In February, Off-Ramp interviewed Llyn Foulkes, a neglected Young Turk artist of the 1960s who didn’t find his place in the LA pantheon until well after her turned 70. The occasion for our interview was the Hammer Museum’s career retrospective of Foulkes. Now, there’s a new film documentary about him, screening June 20 and 22 at the LA Film Festival.
What happens after the happy ending? It’s a question that rarely occurs to us in America, least of all in media-centric L.A., where happy endings are manufactured by the yard.
Llyn Foulkes, the formerly obscure, currently renowned LA artist and musician whose bas-relief canvases can take well over a decade to complete. After forty odd years of toil, Foulkes’ happy ending came in 2009, when a group show at the Hammer Museum about unsung LA artists vaulted him to fame, age 74.

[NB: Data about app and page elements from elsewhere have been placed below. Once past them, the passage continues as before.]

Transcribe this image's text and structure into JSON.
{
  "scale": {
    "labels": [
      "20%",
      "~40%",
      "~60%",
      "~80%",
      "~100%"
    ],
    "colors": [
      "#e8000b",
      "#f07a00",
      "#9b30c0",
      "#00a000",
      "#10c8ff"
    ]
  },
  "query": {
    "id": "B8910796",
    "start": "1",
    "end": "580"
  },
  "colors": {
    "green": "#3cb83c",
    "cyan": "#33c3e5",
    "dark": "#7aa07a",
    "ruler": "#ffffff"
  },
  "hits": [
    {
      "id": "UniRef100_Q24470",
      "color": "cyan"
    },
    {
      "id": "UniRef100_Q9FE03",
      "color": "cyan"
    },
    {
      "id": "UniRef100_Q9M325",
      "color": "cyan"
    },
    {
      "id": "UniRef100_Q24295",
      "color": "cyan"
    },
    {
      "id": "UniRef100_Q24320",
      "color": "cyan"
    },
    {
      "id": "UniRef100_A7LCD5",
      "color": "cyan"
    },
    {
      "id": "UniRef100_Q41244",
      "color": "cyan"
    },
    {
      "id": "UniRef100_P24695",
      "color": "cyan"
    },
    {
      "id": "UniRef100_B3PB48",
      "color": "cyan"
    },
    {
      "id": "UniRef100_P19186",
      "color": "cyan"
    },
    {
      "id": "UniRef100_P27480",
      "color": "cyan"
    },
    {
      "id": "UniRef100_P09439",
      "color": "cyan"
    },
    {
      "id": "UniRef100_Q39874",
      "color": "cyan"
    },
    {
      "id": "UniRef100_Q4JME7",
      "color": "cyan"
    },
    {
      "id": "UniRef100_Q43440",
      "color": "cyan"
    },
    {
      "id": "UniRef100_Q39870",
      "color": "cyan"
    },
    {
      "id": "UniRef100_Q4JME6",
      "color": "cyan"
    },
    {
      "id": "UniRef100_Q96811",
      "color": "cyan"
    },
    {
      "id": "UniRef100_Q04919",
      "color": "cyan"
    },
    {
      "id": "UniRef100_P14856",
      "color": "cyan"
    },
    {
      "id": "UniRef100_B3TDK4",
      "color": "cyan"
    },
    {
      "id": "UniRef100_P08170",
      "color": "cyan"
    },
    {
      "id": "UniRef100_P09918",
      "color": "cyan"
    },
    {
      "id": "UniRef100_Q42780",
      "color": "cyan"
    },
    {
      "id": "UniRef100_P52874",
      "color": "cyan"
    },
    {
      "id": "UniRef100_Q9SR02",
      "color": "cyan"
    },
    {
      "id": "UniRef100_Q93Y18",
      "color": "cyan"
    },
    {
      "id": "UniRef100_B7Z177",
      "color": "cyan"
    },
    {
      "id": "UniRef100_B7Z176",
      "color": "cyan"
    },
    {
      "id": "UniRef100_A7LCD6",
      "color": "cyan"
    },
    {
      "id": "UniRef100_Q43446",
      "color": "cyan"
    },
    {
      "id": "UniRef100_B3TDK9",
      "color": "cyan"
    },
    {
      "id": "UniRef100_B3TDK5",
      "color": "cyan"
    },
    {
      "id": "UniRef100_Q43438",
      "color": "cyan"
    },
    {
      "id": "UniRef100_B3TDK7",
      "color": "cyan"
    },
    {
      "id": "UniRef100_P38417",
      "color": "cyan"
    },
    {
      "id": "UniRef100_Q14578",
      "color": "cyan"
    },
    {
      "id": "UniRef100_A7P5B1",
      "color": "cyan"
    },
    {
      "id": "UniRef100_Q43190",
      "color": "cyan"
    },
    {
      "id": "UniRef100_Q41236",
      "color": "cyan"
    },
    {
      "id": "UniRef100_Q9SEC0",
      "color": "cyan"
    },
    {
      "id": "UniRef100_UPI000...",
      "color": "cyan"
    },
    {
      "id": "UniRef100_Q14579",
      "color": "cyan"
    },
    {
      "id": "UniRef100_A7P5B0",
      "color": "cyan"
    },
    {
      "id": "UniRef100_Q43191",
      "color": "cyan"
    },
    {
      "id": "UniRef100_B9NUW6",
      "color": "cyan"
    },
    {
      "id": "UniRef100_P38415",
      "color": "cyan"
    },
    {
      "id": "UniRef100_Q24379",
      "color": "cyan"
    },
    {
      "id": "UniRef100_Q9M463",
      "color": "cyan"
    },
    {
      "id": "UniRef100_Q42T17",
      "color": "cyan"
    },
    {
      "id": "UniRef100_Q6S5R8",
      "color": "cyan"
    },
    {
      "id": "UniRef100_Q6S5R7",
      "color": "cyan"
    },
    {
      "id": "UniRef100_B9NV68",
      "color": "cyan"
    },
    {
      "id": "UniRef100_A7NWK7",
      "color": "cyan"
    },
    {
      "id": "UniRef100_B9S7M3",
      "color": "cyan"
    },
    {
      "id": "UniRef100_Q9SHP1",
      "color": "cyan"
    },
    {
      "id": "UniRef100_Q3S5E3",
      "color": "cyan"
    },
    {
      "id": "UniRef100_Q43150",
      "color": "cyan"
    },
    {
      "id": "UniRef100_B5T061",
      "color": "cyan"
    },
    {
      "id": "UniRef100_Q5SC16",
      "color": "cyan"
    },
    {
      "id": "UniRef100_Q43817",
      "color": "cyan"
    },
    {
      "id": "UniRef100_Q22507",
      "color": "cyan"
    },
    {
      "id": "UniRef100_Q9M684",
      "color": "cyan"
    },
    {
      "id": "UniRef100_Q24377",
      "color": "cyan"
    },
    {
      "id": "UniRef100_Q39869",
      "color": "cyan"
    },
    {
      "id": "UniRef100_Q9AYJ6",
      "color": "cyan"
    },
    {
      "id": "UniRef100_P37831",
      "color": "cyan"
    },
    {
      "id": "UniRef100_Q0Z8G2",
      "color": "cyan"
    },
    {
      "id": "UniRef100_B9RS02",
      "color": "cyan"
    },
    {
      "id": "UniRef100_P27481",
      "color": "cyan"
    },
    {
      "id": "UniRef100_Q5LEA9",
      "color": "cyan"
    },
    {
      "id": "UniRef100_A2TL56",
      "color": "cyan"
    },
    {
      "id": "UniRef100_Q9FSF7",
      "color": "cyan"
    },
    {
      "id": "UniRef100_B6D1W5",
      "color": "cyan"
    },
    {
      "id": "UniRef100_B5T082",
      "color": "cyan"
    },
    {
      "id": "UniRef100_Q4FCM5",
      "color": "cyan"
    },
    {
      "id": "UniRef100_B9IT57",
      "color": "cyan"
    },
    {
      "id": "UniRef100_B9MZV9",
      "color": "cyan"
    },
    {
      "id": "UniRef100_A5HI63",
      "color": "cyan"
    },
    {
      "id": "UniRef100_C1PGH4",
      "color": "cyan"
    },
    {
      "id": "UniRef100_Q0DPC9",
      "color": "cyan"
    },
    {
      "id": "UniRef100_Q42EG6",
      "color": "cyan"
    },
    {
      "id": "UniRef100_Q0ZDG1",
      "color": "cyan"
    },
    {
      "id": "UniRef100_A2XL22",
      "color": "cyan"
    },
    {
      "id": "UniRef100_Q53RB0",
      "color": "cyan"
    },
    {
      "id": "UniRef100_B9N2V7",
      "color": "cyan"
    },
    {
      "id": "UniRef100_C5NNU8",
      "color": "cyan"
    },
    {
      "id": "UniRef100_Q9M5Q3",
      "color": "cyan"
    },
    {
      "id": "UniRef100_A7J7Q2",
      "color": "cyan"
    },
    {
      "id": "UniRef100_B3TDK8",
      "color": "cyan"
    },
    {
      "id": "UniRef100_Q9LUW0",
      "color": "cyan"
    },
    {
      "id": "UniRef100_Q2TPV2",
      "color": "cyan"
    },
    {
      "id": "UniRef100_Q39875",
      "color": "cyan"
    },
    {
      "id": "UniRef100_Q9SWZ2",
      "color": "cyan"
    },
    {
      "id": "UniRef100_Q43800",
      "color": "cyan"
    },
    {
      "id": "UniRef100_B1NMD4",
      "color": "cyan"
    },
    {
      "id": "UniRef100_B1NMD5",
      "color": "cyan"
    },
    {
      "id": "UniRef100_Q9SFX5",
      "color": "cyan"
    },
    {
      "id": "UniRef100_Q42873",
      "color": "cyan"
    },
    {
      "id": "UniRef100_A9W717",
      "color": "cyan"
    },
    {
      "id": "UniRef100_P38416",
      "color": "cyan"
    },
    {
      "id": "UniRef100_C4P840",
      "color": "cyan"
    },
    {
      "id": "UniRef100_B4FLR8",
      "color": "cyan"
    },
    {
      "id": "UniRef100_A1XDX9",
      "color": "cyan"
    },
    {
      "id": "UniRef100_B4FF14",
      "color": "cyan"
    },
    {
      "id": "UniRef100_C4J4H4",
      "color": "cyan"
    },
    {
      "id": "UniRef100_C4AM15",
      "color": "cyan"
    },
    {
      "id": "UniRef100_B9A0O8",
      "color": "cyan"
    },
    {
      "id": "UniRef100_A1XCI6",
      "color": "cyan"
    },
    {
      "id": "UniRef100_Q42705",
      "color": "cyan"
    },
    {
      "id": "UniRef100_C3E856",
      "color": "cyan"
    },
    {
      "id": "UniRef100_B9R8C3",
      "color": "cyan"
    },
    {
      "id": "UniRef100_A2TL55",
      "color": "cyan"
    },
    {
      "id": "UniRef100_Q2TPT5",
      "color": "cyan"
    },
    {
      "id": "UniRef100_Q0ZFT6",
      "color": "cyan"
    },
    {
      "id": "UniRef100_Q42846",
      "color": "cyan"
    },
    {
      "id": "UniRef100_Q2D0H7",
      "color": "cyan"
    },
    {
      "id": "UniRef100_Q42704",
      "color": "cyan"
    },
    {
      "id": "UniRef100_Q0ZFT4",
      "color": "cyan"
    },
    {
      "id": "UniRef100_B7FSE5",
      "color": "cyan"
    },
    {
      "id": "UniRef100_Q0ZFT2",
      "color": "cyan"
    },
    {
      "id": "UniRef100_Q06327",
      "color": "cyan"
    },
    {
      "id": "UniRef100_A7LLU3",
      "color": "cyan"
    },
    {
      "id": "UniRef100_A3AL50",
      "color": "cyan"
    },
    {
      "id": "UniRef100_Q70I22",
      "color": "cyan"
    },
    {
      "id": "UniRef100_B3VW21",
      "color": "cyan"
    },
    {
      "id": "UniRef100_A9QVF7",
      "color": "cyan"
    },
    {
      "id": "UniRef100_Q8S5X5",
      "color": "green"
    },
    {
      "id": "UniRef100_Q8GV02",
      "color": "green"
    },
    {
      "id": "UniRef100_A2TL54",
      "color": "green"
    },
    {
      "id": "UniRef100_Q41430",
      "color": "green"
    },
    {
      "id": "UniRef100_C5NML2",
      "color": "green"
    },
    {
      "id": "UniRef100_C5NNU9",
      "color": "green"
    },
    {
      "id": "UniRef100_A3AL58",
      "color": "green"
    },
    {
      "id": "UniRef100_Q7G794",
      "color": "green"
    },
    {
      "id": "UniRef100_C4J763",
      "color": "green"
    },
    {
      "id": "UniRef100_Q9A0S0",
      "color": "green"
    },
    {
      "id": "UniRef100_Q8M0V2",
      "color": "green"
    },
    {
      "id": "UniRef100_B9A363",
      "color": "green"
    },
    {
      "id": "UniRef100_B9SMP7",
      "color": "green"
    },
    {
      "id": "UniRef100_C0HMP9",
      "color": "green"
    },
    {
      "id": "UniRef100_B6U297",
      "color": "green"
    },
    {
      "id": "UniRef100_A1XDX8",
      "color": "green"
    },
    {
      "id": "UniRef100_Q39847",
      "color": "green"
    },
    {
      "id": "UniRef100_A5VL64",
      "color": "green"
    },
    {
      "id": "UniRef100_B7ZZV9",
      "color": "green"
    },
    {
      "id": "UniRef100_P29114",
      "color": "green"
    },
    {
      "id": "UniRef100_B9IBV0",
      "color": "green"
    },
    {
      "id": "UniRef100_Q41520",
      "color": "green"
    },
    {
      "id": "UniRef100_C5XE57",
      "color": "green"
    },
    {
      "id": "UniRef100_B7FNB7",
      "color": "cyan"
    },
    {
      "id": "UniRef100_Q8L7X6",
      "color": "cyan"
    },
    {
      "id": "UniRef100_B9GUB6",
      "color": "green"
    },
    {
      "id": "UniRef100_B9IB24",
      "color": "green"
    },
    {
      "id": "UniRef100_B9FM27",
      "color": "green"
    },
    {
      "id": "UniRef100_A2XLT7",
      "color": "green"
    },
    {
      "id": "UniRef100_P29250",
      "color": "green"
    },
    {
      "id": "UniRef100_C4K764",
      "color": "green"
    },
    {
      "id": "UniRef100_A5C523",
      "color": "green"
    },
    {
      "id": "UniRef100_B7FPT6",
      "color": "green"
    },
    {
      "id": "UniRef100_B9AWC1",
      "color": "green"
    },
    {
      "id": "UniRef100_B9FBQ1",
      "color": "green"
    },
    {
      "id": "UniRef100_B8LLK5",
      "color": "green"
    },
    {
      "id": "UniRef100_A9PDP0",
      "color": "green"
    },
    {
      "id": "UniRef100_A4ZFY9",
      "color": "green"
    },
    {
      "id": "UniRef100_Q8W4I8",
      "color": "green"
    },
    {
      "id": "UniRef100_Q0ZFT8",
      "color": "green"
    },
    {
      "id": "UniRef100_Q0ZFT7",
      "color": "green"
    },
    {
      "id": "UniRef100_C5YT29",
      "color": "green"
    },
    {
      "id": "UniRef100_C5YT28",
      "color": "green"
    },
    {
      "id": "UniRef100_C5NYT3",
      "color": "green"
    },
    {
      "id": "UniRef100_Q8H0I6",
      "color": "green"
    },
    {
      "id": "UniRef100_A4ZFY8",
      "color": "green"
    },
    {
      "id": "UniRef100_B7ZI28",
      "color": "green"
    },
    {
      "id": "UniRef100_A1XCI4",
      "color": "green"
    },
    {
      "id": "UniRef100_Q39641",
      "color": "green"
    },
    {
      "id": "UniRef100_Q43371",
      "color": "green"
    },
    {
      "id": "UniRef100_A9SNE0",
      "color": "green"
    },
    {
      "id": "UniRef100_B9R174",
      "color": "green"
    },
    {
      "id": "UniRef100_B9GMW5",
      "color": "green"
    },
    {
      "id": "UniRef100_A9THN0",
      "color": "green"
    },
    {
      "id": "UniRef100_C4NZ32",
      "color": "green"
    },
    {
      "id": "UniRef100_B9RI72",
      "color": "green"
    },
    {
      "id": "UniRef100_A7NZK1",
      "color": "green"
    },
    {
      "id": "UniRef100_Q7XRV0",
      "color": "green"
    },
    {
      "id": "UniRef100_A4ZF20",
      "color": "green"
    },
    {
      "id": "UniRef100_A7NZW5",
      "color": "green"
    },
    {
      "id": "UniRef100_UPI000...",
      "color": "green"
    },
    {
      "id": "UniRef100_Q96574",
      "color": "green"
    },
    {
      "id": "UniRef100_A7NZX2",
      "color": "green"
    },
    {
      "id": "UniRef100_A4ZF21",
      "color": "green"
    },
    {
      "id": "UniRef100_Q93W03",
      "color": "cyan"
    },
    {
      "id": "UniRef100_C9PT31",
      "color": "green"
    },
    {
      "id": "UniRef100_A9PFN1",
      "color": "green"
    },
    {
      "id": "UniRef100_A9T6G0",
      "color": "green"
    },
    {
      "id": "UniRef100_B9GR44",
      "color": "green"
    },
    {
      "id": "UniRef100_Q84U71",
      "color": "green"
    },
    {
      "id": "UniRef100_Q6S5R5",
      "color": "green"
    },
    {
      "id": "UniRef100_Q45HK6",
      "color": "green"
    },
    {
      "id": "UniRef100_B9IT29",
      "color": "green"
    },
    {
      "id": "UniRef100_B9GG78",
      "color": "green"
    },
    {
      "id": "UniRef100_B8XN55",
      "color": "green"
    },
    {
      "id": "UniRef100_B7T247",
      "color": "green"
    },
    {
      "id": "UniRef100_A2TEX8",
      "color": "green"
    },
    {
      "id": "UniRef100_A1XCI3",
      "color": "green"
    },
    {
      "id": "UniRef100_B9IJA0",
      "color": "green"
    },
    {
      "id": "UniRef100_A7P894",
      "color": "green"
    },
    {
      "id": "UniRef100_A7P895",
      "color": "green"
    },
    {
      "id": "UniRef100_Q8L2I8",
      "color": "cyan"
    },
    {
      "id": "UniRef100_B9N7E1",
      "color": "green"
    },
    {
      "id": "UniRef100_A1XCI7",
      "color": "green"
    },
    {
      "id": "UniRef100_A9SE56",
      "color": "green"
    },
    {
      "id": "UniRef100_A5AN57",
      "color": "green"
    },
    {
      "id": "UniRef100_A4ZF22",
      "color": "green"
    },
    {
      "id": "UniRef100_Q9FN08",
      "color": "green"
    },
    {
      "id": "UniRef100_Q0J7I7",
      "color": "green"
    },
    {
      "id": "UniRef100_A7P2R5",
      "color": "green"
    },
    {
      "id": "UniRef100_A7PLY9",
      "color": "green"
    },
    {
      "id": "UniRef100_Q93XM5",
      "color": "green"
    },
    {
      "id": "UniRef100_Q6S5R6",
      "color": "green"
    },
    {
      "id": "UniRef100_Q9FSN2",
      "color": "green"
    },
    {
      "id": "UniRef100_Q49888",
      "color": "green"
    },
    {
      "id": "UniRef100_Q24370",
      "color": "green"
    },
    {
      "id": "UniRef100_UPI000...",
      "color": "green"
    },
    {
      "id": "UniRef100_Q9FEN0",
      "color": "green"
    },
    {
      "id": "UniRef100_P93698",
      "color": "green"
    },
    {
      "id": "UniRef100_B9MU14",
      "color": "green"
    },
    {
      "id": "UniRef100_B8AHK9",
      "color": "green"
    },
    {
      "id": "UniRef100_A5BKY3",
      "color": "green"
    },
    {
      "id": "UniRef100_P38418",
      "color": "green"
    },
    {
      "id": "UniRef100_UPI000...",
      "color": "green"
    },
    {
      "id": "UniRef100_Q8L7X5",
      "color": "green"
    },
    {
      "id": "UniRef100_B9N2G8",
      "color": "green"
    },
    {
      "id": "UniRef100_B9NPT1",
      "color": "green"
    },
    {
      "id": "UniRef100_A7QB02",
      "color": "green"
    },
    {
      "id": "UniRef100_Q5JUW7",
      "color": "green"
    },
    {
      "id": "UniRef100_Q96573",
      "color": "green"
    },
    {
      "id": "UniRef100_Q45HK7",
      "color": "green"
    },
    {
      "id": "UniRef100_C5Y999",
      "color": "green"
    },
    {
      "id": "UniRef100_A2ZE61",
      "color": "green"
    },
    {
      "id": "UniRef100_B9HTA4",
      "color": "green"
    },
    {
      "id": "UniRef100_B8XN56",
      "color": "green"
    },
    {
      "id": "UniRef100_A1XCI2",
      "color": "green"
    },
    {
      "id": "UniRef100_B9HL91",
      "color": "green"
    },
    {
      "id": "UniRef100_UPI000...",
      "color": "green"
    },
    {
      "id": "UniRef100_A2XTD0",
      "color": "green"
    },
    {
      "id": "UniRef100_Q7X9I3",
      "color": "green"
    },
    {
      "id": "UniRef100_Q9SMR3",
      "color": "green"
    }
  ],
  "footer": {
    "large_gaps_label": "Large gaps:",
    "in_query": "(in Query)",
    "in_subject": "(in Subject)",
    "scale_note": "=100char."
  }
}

The revival has extended to Foulkes' musical side-project too, as sole proprietor of the Machine, a massive percussive art project that resembles a drum kit or a xylophone the way the Hollywood sign resembles a business card. Same components, utterly different effect.
(VIDEO: Llyn Foulkes Tunes Up His Machine for a Photographer, by RH Greene.)
And now comes a documentary about Foulkes’ painstaking artistic method, called Llyn Foulkes: One Man Band, directed by his friend Tamar Halpern and her friend Chris Quilty. Tamar’s long journey with her film mirrors Foulkes’ creative process in more ways than one.
The Llyn Foulkes of One Man Band is a Lear figure, raging against the dying of the light in a world that has deprived him of his legacy. Now, 78, he’s fascinating, difficult and eccentric—a cantankerous solo act and a changeling, so afraid to be pinned down that it’s a mystery even to Tamar Halpern why Foulkes let her make a film about him.
According to Halpern, Foulkes’ contrarian impulse was even activated by the film itself, when he changed a habit of decades after seeing it depicted onscreen. Instead of traveling to Tommy's for his burgers, he switched to In-n-Out.
One ghost that haunts One Man Band is the failure of Foulkes’ second marriage, as depicted in The Awakening, a major canvas that was exhibited twice in forms Foulkes destroyed and revised before completing it in 2012, after almost two decades of work. As a metaphor for unresolved love, The Awakening and its process are riveting. And like most metaphors, it didn’t solve a thing.
The art market loves Foulkes now, and his prices are way up. But music is Foulkes main pursuit these days. On canvas, he works in depth—forced perspectives are central to his aesthetic. And in old age, Foulkes is losing the very faculty he needs to create his art. He's suffering from macular degeneration.
So: What happens after the happy ending? The story goes on—twisting, changing. And the fortunate ones among us find someone to tell that story to, and sometimes even someone to tell it with and for.